▸ Activity
Please print the entries exactly, omitting each image.

▸ Data extracts

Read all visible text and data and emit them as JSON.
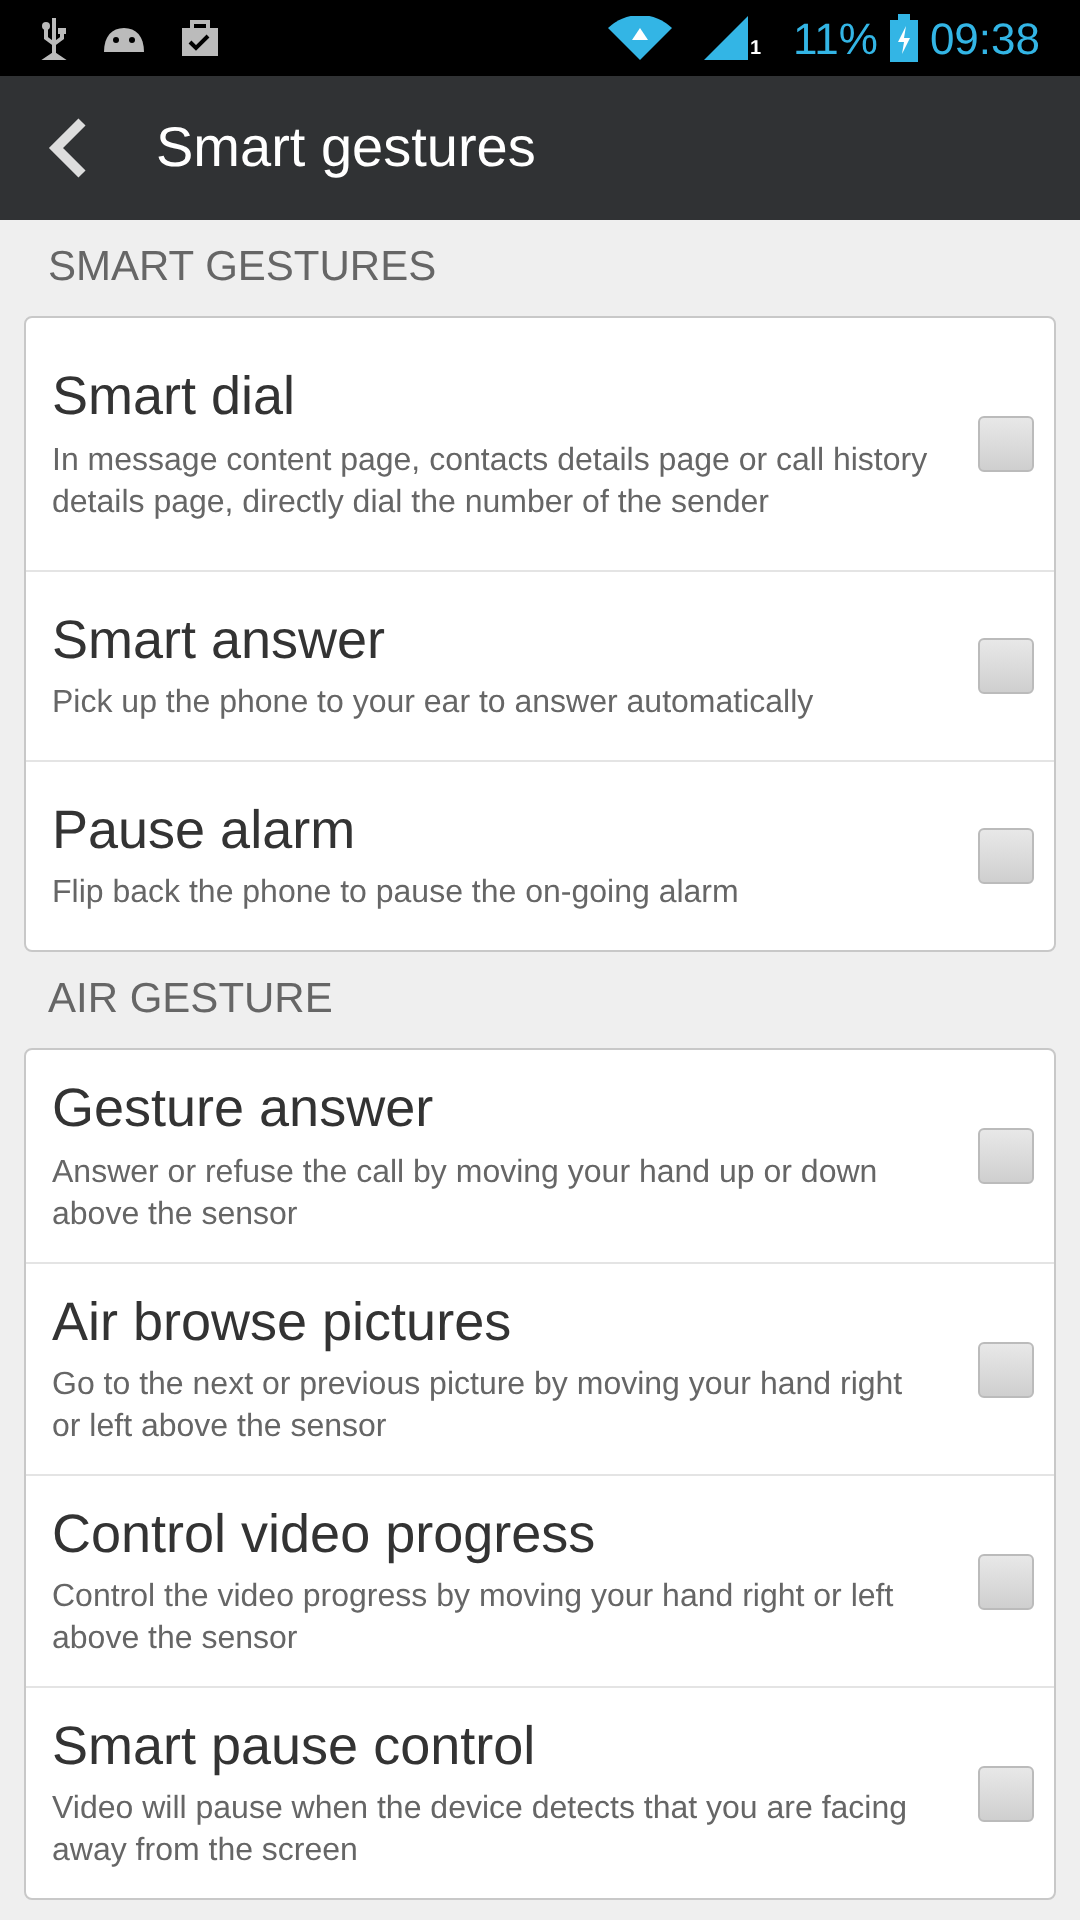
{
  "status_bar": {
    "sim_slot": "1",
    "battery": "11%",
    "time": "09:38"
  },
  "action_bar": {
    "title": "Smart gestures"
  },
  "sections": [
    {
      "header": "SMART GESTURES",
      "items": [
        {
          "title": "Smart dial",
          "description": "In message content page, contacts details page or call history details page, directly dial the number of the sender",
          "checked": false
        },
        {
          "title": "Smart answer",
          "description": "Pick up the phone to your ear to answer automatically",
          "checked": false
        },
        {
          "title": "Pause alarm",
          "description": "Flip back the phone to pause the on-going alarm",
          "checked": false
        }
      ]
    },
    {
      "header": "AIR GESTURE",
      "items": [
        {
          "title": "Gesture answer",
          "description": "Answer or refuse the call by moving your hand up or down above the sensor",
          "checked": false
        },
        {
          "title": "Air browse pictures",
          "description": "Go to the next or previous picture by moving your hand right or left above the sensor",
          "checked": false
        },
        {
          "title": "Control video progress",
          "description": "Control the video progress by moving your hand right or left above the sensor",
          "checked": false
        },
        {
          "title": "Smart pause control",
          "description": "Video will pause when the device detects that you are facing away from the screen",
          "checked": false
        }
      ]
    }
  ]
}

▸ Solution to this task
Read all visible text and data and emit them as JSON.
{
  "status_bar": {
    "sim_slot": "1",
    "battery": "11%",
    "time": "09:38"
  },
  "action_bar": {
    "title": "Smart gestures"
  },
  "sections": [
    {
      "header": "SMART GESTURES",
      "items": [
        {
          "title": "Smart dial",
          "description": "In message content page, contacts details page or call history details page, directly dial the number of the sender",
          "checked": false
        },
        {
          "title": "Smart answer",
          "description": "Pick up the phone to your ear to answer automatically",
          "checked": false
        },
        {
          "title": "Pause alarm",
          "description": "Flip back the phone to pause the on-going alarm",
          "checked": false
        }
      ]
    },
    {
      "header": "AIR GESTURE",
      "items": [
        {
          "title": "Gesture answer",
          "description": "Answer or refuse the call by moving your hand up or down above the sensor",
          "checked": false
        },
        {
          "title": "Air browse pictures",
          "description": "Go to the next or previous picture by moving your hand right or left above the sensor",
          "checked": false
        },
        {
          "title": "Control video progress",
          "description": "Control the video progress by moving your hand right or left above the sensor",
          "checked": false
        },
        {
          "title": "Smart pause control",
          "description": "Video will pause when the device detects that you are facing away from the screen",
          "checked": false
        }
      ]
    }
  ]
}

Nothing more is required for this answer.